The material before the Arbitrator discloses that for many years the parties operated on the understanding that employees in the position of the grievors would be paid commuting allowance at the rate found in the Job Security Agreement in effect at the time of the Article 8 notice which affects them. The issue was discussed repeatedly at the bargaining table, prior to 1992, and in each instance the unions acquiesced in the position asserted verbally by the Company. Indeed it appears that no grievances were ever filed in respect of the practice, until now. In these circumstances, where there was no discussion of this issue at the bargaining table for the renewal of the Job Security Agreement in 1992, the Brotherhood cannot, having regard to the equitable principle of estoppel, assert a different interpretation or application of the terms of the commuting allowance provision, at least for the term of the existing Job Security Agreement. Any change in the long-standing understanding and practice with respect to the application of these provisions must be the subject of negotiation at the appropriate time.

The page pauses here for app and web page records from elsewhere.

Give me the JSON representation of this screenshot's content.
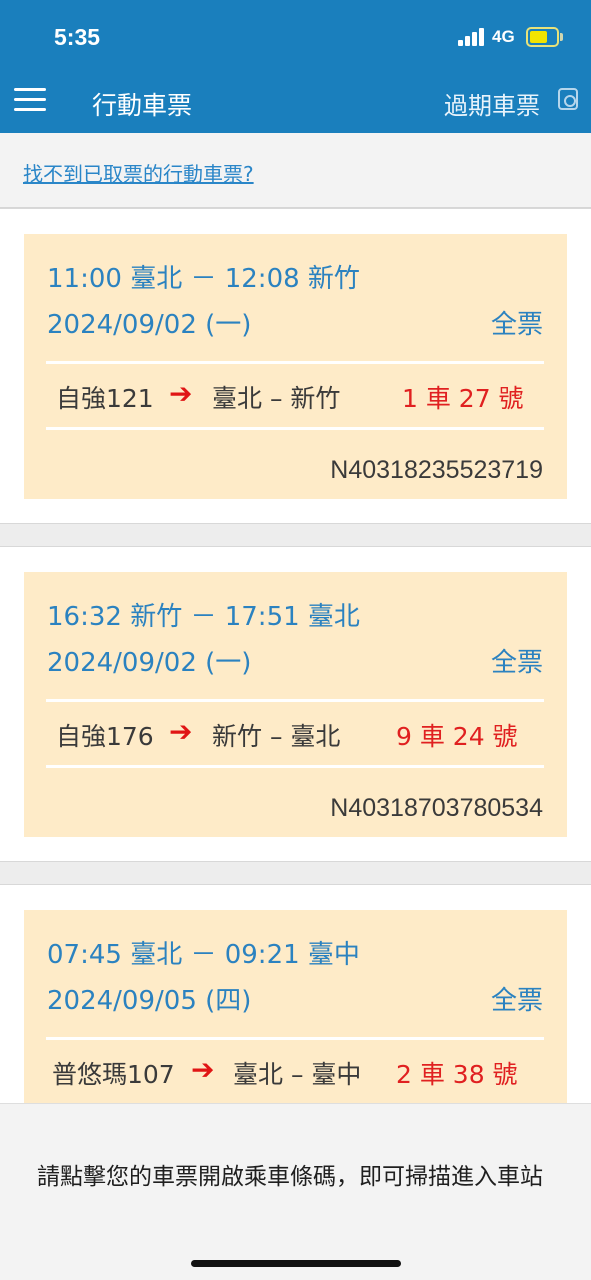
{
  "status": {
    "time": "5:35",
    "network": "4G"
  },
  "nav": {
    "title": "行動車票",
    "expired": "過期車票"
  },
  "help_link": "找不到已取票的行動車票?",
  "tickets": [
    {
      "route": "11:00 臺北 － 12:08 新竹",
      "date": "2024/09/02 (一)",
      "type": "全票",
      "train": "自強121",
      "stations": "臺北 – 新竹",
      "seat": "1 車 27 號",
      "ticket_no": "N40318235523719"
    },
    {
      "route": "16:32 新竹 － 17:51 臺北",
      "date": "2024/09/02 (一)",
      "type": "全票",
      "train": "自強176",
      "stations": "新竹 – 臺北",
      "seat": "9 車 24 號",
      "ticket_no": "N40318703780534"
    },
    {
      "route": "07:45 臺北 － 09:21 臺中",
      "date": "2024/09/05 (四)",
      "type": "全票",
      "train": "普悠瑪107",
      "stations": "臺北 – 臺中",
      "seat": "2 車 38 號"
    }
  ],
  "bottom_hint": "請點擊您的車票開啟乘車條碼，即可掃描進入車站",
  "icons": {
    "menu": "hamburger-icon",
    "expired": "camera-icon",
    "arrow": "arrow-right-icon",
    "signal": "signal-icon",
    "battery": "battery-charging-icon"
  },
  "colors": {
    "header": "#1a7fbd",
    "card": "#feebc8",
    "accent_blue": "#2b82c0",
    "seat_red": "#e02020"
  }
}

For all of the foregoing reasons the Arbitrator cannot find that the Company has violated the terms of article 6.10 and article 14.1 of the Job Security Agreement, as alleged by the Brotherhood. The fact that these grievances have been filed may, of course, be taken as notice by the Brotherhood that it will not be bound by the unwritten understanding previously in place, beyond the term of the existing Job Security Agreement. The grievance must therefore be dismissed.
11 November 1994 (signed) MICHEL G. PICHER